* **Entries from a dataset of interfaces**:

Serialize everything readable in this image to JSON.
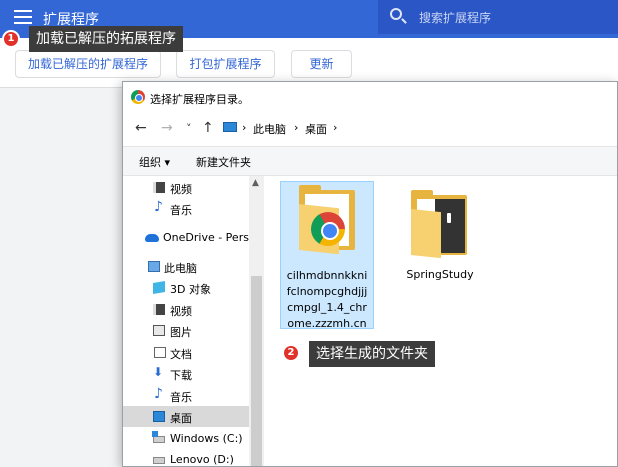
{
  "header": {
    "title": "扩展程序",
    "search_placeholder": "搜索扩展程序"
  },
  "devbar": {
    "load_unpacked": "加载已解压的扩展程序",
    "pack": "打包扩展程序",
    "update": "更新"
  },
  "callouts": [
    {
      "number": "1",
      "text": "加载已解压的拓展程序"
    },
    {
      "number": "2",
      "text": "选择生成的文件夹"
    }
  ],
  "dialog": {
    "title": "选择扩展程序目录。",
    "nav": {
      "back": "←",
      "forward": "→",
      "recent": "˅",
      "up": "↑"
    },
    "breadcrumb": [
      "此电脑",
      "桌面"
    ],
    "organize": "组织 ▾",
    "new_folder": "新建文件夹",
    "sidebar": [
      {
        "label": "视频",
        "icon": "video-icon"
      },
      {
        "label": "音乐",
        "icon": "music-icon"
      },
      {
        "label": "OneDrive - Perso",
        "icon": "onedrive-icon"
      },
      {
        "label": "此电脑",
        "icon": "computer-icon"
      },
      {
        "label": "3D 对象",
        "icon": "3d-objects-icon"
      },
      {
        "label": "视频",
        "icon": "video-icon"
      },
      {
        "label": "图片",
        "icon": "pictures-icon"
      },
      {
        "label": "文档",
        "icon": "documents-icon"
      },
      {
        "label": "下载",
        "icon": "download-icon"
      },
      {
        "label": "音乐",
        "icon": "music-icon"
      },
      {
        "label": "桌面",
        "icon": "desktop-icon",
        "selected": true
      },
      {
        "label": "Windows (C:)",
        "icon": "windows-drive-icon"
      },
      {
        "label": "Lenovo (D:)",
        "icon": "drive-icon"
      }
    ],
    "files": [
      {
        "name": "cilhmdbnnkknifclnompcghdjjjcmpgl_1.4_chrome.zzzmh.cn",
        "selected": true
      },
      {
        "name": "SpringStudy",
        "selected": false
      }
    ]
  }
}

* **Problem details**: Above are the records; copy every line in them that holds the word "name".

* **Exercise answer**:
        "name": "cilhmdbnnkknifclnompcghdjjjcmpgl_1.4_chrome.zzzmh.cn",
        "name": "SpringStudy",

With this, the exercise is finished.